Pain indicators for persisting pain in hospitalized infants in a South African setting: An explorative study
Journal of Pain and Palliative Care Pharmacotherapy , Volume 29 - Issue 2 p. 125- 132
In the developing world, there is a high incidence of human immunodeficiency virus (HIV), gastroenteritis, pneumonia, meningitis, and other inflammatory diseases in infants, the conditions of which may induce persisting pain. The primary objective was to estimate the reliability and validity of the Touch Visual Pain (TVP) scale to measure persisting pain. This prospective observational study was performed in hospitalized 0-3-year-old infants in South Africa. The Numeric Rating Scale (NRS) pain, NRS distress, and the TVP scale were applied and scores were compared. The TVP scale consists of 10 behavioral indicators scored as present or not present. Associations between the different scales were tested with logistic regression analyses. We analyzed 337 assessments in 151 patients. The NRS pain score was 4 or higher in 82 (24%) assessments. The NRS distress score was 4 or higher in 242 (72%) assessments. The mean TVP score was 3.7 (SD = 1.6). Four TVP items were statistically significantly associated with NRS pain; three other TVP items with NRS distress. The behaviors "cry/moaning" and "alertness" were also significantly associated with NRS distress. Two TVP items were not sensitive to assess pain or distress and were replaced in a revised TVP version. We conclude that our study identified sensitive and specific indicators of persisting pain in hospitalized children under the age of 3 years in a South African setting. Psychometric properties of the revised TVP need to be studied before its use in clinical practice can be recommended.
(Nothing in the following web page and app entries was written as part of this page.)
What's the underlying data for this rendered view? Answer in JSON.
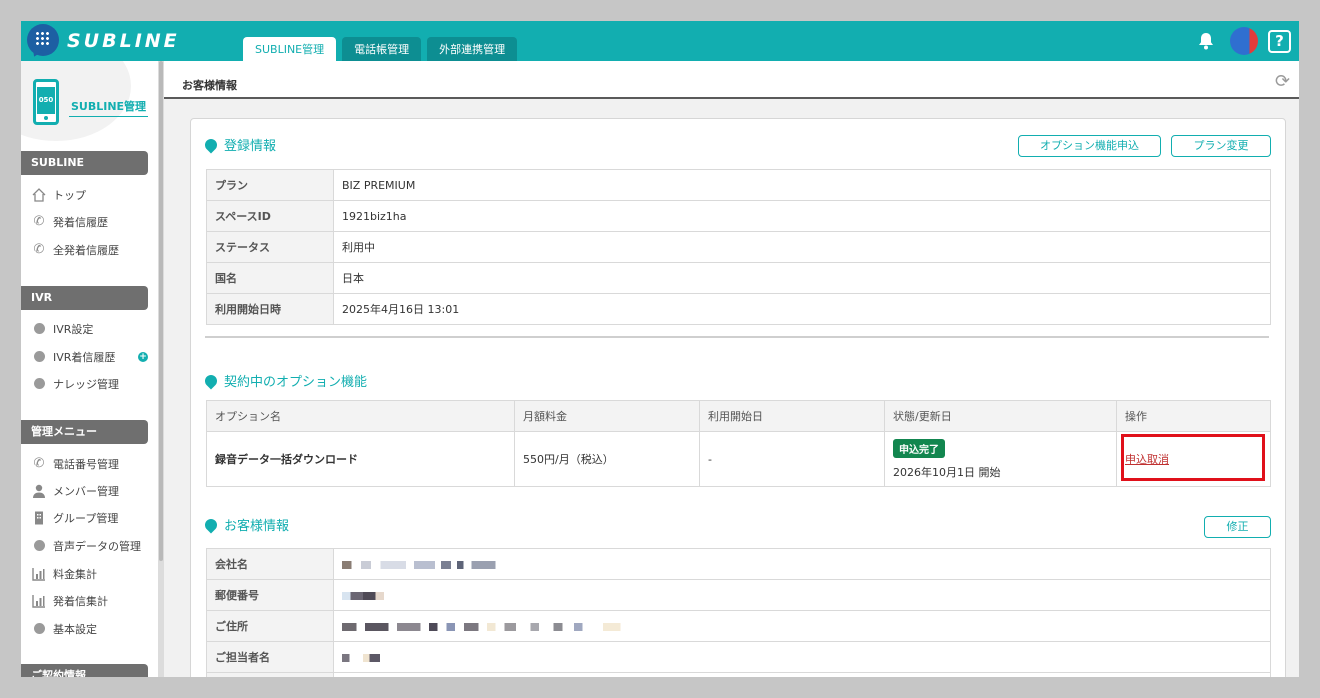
{
  "header": {
    "logo_text": "SUBLINE",
    "tabs": [
      {
        "label": "SUBLINE管理",
        "active": true
      },
      {
        "label": "電話帳管理",
        "active": false
      },
      {
        "label": "外部連携管理",
        "active": false
      }
    ],
    "help_label": "?"
  },
  "sidebar": {
    "brand_label": "SUBLINE管理",
    "phone_label": "050",
    "sections": [
      {
        "title": "SUBLINE",
        "items": [
          {
            "label": "トップ",
            "icon": "home-icon"
          },
          {
            "label": "発着信履歴",
            "icon": "phone-call-icon"
          },
          {
            "label": "全発着信履歴",
            "icon": "phone-call-icon"
          }
        ]
      },
      {
        "title": "IVR",
        "items": [
          {
            "label": "IVR設定",
            "icon": "bullet-icon"
          },
          {
            "label": "IVR着信履歴",
            "icon": "bullet-icon"
          },
          {
            "label": "ナレッジ管理",
            "icon": "bullet-icon"
          }
        ]
      },
      {
        "title": "管理メニュー",
        "items": [
          {
            "label": "電話番号管理",
            "icon": "phone-icon"
          },
          {
            "label": "メンバー管理",
            "icon": "user-icon"
          },
          {
            "label": "グループ管理",
            "icon": "building-icon"
          },
          {
            "label": "音声データの管理",
            "icon": "bullet-icon"
          },
          {
            "label": "料金集計",
            "icon": "bar-chart-icon"
          },
          {
            "label": "発着信集計",
            "icon": "bar-chart-icon"
          },
          {
            "label": "基本設定",
            "icon": "bullet-icon"
          }
        ]
      },
      {
        "title": "ご契約情報",
        "items": []
      }
    ]
  },
  "page": {
    "title": "お客様情報"
  },
  "registration": {
    "title": "登録情報",
    "option_button": "オプション機能申込",
    "plan_button": "プラン変更",
    "rows": [
      {
        "key": "プラン",
        "value": "BIZ PREMIUM"
      },
      {
        "key": "スペースID",
        "value": "1921biz1ha"
      },
      {
        "key": "ステータス",
        "value": "利用中"
      },
      {
        "key": "国名",
        "value": "日本"
      },
      {
        "key": "利用開始日時",
        "value": "2025年4月16日 13:01"
      }
    ]
  },
  "options": {
    "title": "契約中のオプション機能",
    "headers": [
      "オプション名",
      "月額料金",
      "利用開始日",
      "状態/更新日",
      "操作"
    ],
    "row": {
      "name": "録音データ一括ダウンロード",
      "fee": "550円/月（税込）",
      "start": "-",
      "status_badge": "申込完了",
      "status_date": "2026年10月1日 開始",
      "action": "申込取消"
    }
  },
  "customer": {
    "title": "お客様情報",
    "edit_button": "修正",
    "rows": [
      {
        "key": "会社名"
      },
      {
        "key": "郵便番号"
      },
      {
        "key": "ご住所"
      },
      {
        "key": "ご担当者名"
      }
    ]
  }
}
|children, developing world, Pain assessment instrument, persistent pain|
|Journal of Pain and Palliative Care Pharmacotherapy|
|Organisation||Department of Pediatrics|
Snoek, K.G, Timmers, M, Albertyn, R, & van Dijk, M. (2015). Pain indicators for persisting pain in hospitalized infants in a South African setting: An explorative study. Journal of Pain and Palliative Care Pharmacotherapy, 29(2), 125–132. doi:10.3109/15360288.2015.1035830